Campus Violence- A Problem at Cal U?
Although violent behavior is an issue among some schools and colleges, statistics show that California University of Pennsylvania is not among those problem schools, with low incidences of assault and mostly minor
According to the 2013 crime statistics report, there has been one aggravated assault on campus in 2012, three simple assaults in 2012, and two simple assaults on campus in 2010.
The crime statistics report is maintained by campus police and can be found under the student affairs section of the Cal U website.
James Jeffrey, a Cal U campus police officer, said that campus police have been working to decrease violence. Jeffrey, who started working at the police department in 2010, said they have had more serious incidents of violence then, which have been decreasing.
“We do a lot of work with the drug and alcohol coalition,”

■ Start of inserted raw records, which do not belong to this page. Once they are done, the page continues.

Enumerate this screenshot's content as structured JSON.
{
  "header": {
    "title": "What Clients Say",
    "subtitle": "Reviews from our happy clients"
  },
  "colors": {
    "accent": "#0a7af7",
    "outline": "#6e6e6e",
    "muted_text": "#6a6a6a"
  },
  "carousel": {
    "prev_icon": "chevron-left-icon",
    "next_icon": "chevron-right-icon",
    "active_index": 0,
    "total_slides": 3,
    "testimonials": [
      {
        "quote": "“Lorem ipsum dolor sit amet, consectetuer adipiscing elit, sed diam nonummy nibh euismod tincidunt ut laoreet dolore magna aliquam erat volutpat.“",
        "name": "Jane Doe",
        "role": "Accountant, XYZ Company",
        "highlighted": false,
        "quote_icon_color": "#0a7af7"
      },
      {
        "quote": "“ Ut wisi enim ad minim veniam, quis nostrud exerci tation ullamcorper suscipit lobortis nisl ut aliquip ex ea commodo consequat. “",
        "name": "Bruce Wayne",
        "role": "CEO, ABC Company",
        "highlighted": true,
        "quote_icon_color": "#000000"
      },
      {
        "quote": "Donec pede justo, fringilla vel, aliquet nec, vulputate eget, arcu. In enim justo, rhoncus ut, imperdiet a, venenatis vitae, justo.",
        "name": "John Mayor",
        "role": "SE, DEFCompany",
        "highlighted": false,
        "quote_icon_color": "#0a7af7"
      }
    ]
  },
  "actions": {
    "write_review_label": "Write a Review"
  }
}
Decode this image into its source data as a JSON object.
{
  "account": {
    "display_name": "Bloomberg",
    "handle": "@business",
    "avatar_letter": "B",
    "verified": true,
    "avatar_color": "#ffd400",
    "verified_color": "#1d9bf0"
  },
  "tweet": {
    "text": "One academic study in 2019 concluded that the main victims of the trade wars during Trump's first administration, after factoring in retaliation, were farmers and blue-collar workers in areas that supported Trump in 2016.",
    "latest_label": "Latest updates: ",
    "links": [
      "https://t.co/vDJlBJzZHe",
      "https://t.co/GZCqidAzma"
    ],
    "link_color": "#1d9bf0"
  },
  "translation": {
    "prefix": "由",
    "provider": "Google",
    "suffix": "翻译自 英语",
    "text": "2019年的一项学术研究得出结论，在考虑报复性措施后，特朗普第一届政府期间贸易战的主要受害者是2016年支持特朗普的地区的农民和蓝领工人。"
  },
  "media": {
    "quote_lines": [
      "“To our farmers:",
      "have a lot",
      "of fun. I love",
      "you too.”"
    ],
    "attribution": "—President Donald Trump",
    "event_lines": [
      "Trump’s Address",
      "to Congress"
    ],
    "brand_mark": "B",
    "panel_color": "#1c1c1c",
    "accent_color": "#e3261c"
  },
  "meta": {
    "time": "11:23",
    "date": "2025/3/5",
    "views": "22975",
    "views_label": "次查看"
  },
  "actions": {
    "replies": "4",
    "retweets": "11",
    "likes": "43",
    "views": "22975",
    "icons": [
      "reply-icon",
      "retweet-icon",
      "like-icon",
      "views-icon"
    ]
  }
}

Jeffrey said. “A lot of violence is alcohol related.”
Cal U provides more things to do at night rather than drinking and hired more officers, Jeffrey said.
University police also attend classes and programs with tips about how people can protect their selves, Jeffrey
Associate Dean for Student Conduct Jim Pflugh, said he saw “one or two significant violent incidents and five to 10 minor disputes” so far in the fall 2013 school year.
Pflugh, who has worked with Cal U for 20 years, said violence decreased since he first started at the school. He deals largely with arguments and relationship disagreements, which he said are a result of “lack of conflict
resolution skills,” and alcohol.
Fifty percent of the cases over the five years have been related to alcohol or underage. Fighting and sexual assault are often results of drinking, Pflugh said.
The Student Affairs office looks at the causes of
violence. Depending on the extent of the violent behavior, Student Affairs can suspend or expel students who violate conduct regulations. Non students can be banned from the university or a specific residence hall for sexual violence or
extreme aggressive behavior.
Kay Dorrance, end violence center coordinator, sees issues of sexual and relationship violence on a weekly basis, she said.
“Sometimes we have to order a no-contact directive or a
Protection from Abuse order” Dorrance said. “These provide protection from future injury to those dealing with abuse.”
According to the Crime Statistics Report, there were two
forcible sex offenses on campus in 2010, four in 2011, and two in 2012.
Students can come in and request no action be taken against their attacker. If an anonymous report of sexual assault is placed, the Student Conduct office must make sure the report isn’t a threat to others on campus, Pflugh said.
Since October is sexual violence awareness month, a panel and group of Cal U students will be attending a conference in October in order to shine light on the issue of
sexual assault and harassment, Jeffrey said. Any student can attend to get more information about sexual violence and proactively take a stance.
By Victoria Martin.